▶ [RAW DATA]:
☆ ☆ ☆ ☆
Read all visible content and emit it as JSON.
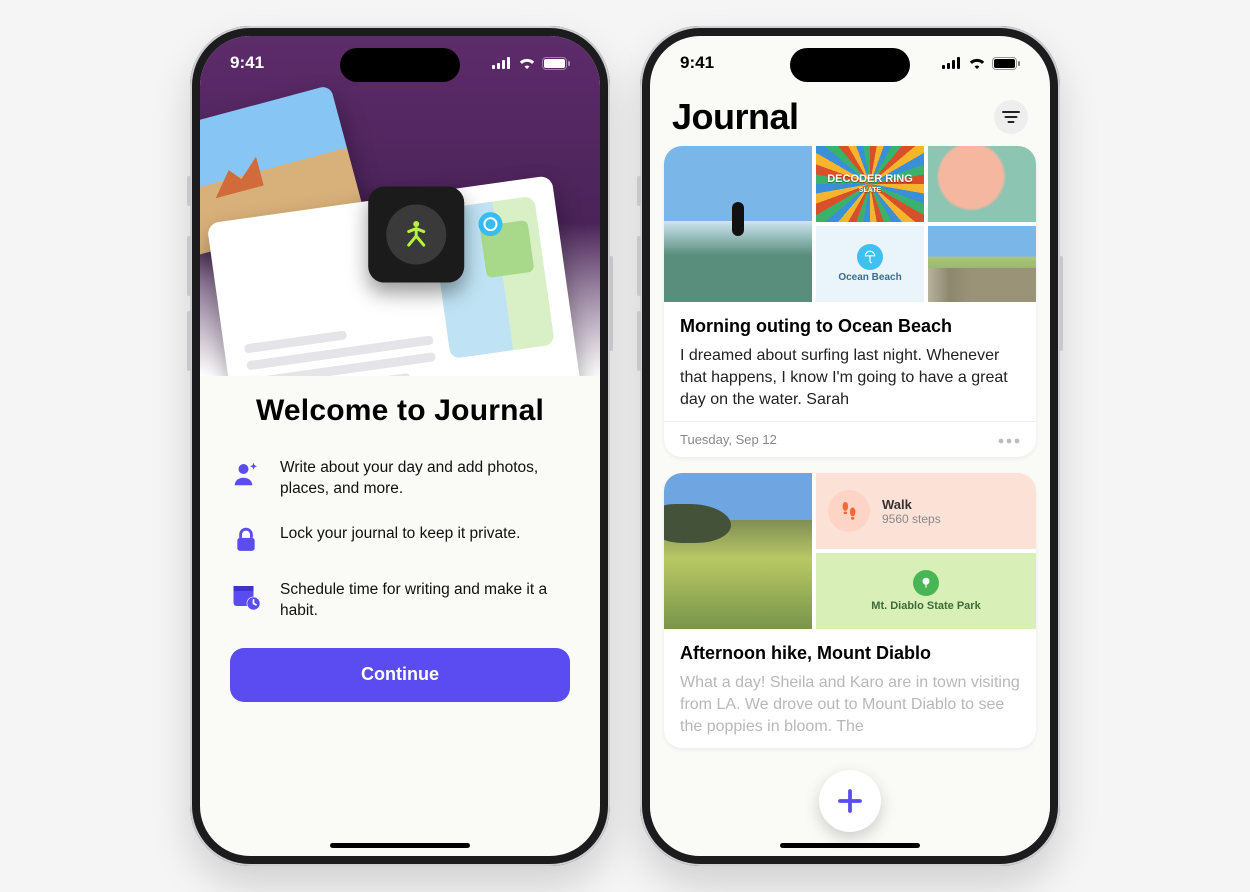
{
  "status_bar": {
    "time": "9:41"
  },
  "onboarding": {
    "title": "Welcome to Journal",
    "features": [
      {
        "text": "Write about your day and add photos, places, and more."
      },
      {
        "text": "Lock your journal to keep it private."
      },
      {
        "text": "Schedule time for writing and make it a habit."
      }
    ],
    "cta": "Continue"
  },
  "journal": {
    "title": "Journal",
    "entries": [
      {
        "title": "Morning outing to Ocean Beach",
        "body": "I dreamed about surfing last night. Whenever that happens, I know I'm going to have a great day on the water. Sarah",
        "date": "Tuesday, Sep 12",
        "map_caption": "Ocean Beach",
        "podcast_title": "DECODER RING",
        "podcast_source": "SLATE"
      },
      {
        "title": "Afternoon hike, Mount Diablo",
        "body": "What a day! Sheila and Karo are in town visiting from LA. We drove out to Mount Diablo to see the poppies in bloom. The",
        "walk_label": "Walk",
        "walk_value": "9560 steps",
        "map_caption": "Mt. Diablo State Park"
      }
    ]
  }
}
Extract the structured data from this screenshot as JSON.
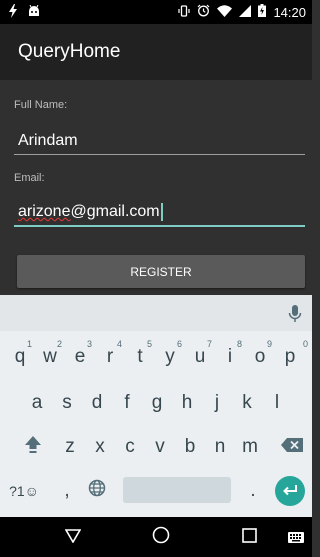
{
  "status_bar": {
    "time": "14:20",
    "left_icons": [
      "flash-icon",
      "android-debug-icon"
    ],
    "right_icons": [
      "vibrate-icon",
      "alarm-icon",
      "wifi-icon",
      "cell-signal-icon",
      "battery-charging-icon"
    ]
  },
  "app_bar": {
    "title": "QueryHome"
  },
  "form": {
    "full_name_label": "Full Name:",
    "full_name_value": "Arindam",
    "email_label": "Email:",
    "email_user": "arizone",
    "email_domain": "@gmail.com",
    "register_label": "REGISTER"
  },
  "keyboard": {
    "row1": [
      {
        "key": "q",
        "hint": "1"
      },
      {
        "key": "w",
        "hint": "2"
      },
      {
        "key": "e",
        "hint": "3"
      },
      {
        "key": "r",
        "hint": "4"
      },
      {
        "key": "t",
        "hint": "5"
      },
      {
        "key": "y",
        "hint": "6"
      },
      {
        "key": "u",
        "hint": "7"
      },
      {
        "key": "i",
        "hint": "8"
      },
      {
        "key": "o",
        "hint": "9"
      },
      {
        "key": "p",
        "hint": "0"
      }
    ],
    "row2": [
      "a",
      "s",
      "d",
      "f",
      "g",
      "h",
      "j",
      "k",
      "l"
    ],
    "row3": [
      "z",
      "x",
      "c",
      "v",
      "b",
      "n",
      "m"
    ],
    "symbols_label": "?1☺",
    "comma": ",",
    "period": ".",
    "accent_color": "#26a69a"
  },
  "colors": {
    "background": "#303030",
    "app_bar": "#212121",
    "focus_underline": "#80cbc4",
    "button": "#5a5a5a"
  }
}
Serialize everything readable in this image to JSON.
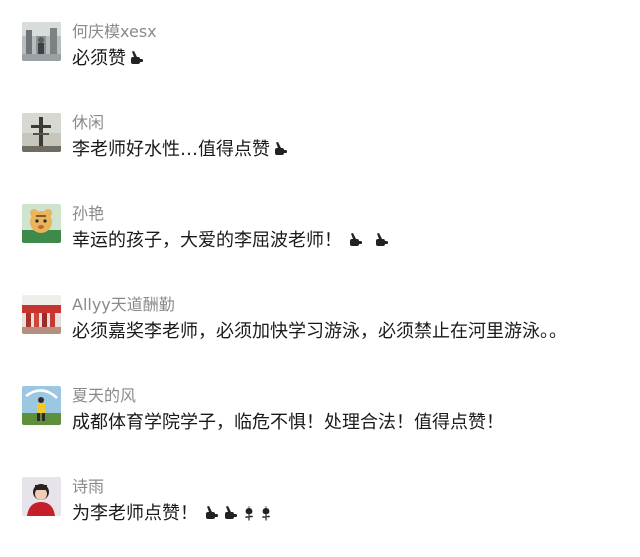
{
  "comments": [
    {
      "name": "何庆模xesx",
      "text": "必须赞",
      "emojis": [
        "thumbs-up"
      ]
    },
    {
      "name": "休闲",
      "text": "李老师好水性…值得点赞",
      "emojis": [
        "thumbs-up"
      ]
    },
    {
      "name": "孙艳",
      "text": "幸运的孩子，大爱的李屈波老师！",
      "emojis": [
        "thumbs-up",
        "thumbs-up"
      ]
    },
    {
      "name": "Allyy天道酬勤",
      "text": "必须嘉奖李老师，必须加快学习游泳，必须禁止在河里游泳。。",
      "emojis": []
    },
    {
      "name": "夏天的风",
      "text": "成都体育学院学子，临危不惧！处理合法！值得点赞！",
      "emojis": []
    },
    {
      "name": "诗雨",
      "text": "为李老师点赞！",
      "emojis": [
        "thumbs-up",
        "thumbs-up",
        "rose",
        "rose"
      ]
    }
  ]
}
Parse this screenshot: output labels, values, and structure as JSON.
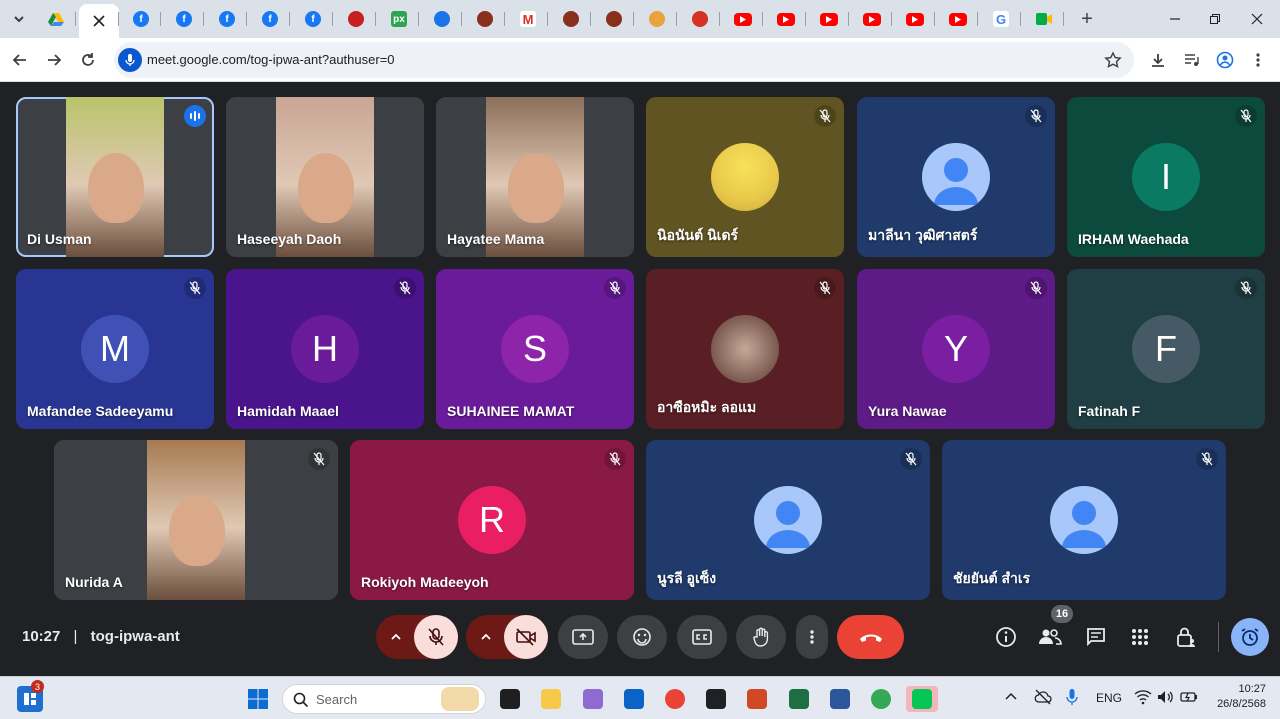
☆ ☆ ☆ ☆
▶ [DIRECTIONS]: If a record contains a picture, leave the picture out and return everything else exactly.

▶ [EXERCISE ANSWER]:
Read all visible content and emit it as JSON.
{
  "status_bar": {
    "time": "9:41"
  },
  "onboarding": {
    "title": "Welcome to Journal",
    "features": [
      {
        "text": "Write about your day and add photos, places, and more."
      },
      {
        "text": "Lock your journal to keep it private."
      },
      {
        "text": "Schedule time for writing and make it a habit."
      }
    ],
    "cta": "Continue"
  },
  "journal": {
    "title": "Journal",
    "entries": [
      {
        "title": "Morning outing to Ocean Beach",
        "body": "I dreamed about surfing last night. Whenever that happens, I know I'm going to have a great day on the water. Sarah",
        "date": "Tuesday, Sep 12",
        "map_caption": "Ocean Beach",
        "podcast_title": "DECODER RING",
        "podcast_source": "SLATE"
      },
      {
        "title": "Afternoon hike, Mount Diablo",
        "body": "What a day! Sheila and Karo are in town visiting from LA. We drove out to Mount Diablo to see the poppies in bloom. The",
        "walk_label": "Walk",
        "walk_value": "9560 steps",
        "map_caption": "Mt. Diablo State Park"
      }
    ]
  }
}
Extract the structured data from this screenshot as JSON.
{
  "status_bar": {
    "time": "14:20",
    "left_icons": [
      "flash-icon",
      "android-debug-icon"
    ],
    "right_icons": [
      "vibrate-icon",
      "alarm-icon",
      "wifi-icon",
      "cell-signal-icon",
      "battery-charging-icon"
    ]
  },
  "app_bar": {
    "title": "QueryHome"
  },
  "form": {
    "full_name_label": "Full Name:",
    "full_name_value": "Arindam",
    "email_label": "Email:",
    "email_user": "arizone",
    "email_domain": "@gmail.com",
    "register_label": "REGISTER"
  },
  "keyboard": {
    "row1": [
      {
        "key": "q",
        "hint": "1"
      },
      {
        "key": "w",
        "hint": "2"
      },
      {
        "key": "e",
        "hint": "3"
      },
      {
        "key": "r",
        "hint": "4"
      },
      {
        "key": "t",
        "hint": "5"
      },
      {
        "key": "y",
        "hint": "6"
      },
      {
        "key": "u",
        "hint": "7"
      },
      {
        "key": "i",
        "hint": "8"
      },
      {
        "key": "o",
        "hint": "9"
      },
      {
        "key": "p",
        "hint": "0"
      }
    ],
    "row2": [
      "a",
      "s",
      "d",
      "f",
      "g",
      "h",
      "j",
      "k",
      "l"
    ],
    "row3": [
      "z",
      "x",
      "c",
      "v",
      "b",
      "n",
      "m"
    ],
    "symbols_label": "?1☺",
    "comma": ",",
    "period": ".",
    "accent_color": "#26a69a"
  },
  "colors": {
    "background": "#303030",
    "app_bar": "#212121",
    "focus_underline": "#80cbc4",
    "button": "#5a5a5a"
  }
}
Serialize everything readable in this image to JSON.
{
  "comments": [
    {
      "name": "何庆模xesx",
      "text": "必须赞",
      "emojis": [
        "thumbs-up"
      ]
    },
    {
      "name": "休闲",
      "text": "李老师好水性…值得点赞",
      "emojis": [
        "thumbs-up"
      ]
    },
    {
      "name": "孙艳",
      "text": "幸运的孩子，大爱的李屈波老师！",
      "emojis": [
        "thumbs-up",
        "thumbs-up"
      ]
    },
    {
      "name": "Allyy天道酬勤",
      "text": "必须嘉奖李老师，必须加快学习游泳，必须禁止在河里游泳。。",
      "emojis": []
    },
    {
      "name": "夏天的风",
      "text": "成都体育学院学子，临危不惧！处理合法！值得点赞！",
      "emojis": []
    },
    {
      "name": "诗雨",
      "text": "为李老师点赞！",
      "emojis": [
        "thumbs-up",
        "thumbs-up",
        "rose",
        "rose"
      ]
    }
  ]
}
Parse this screenshot: output labels, values, and structure as JSON.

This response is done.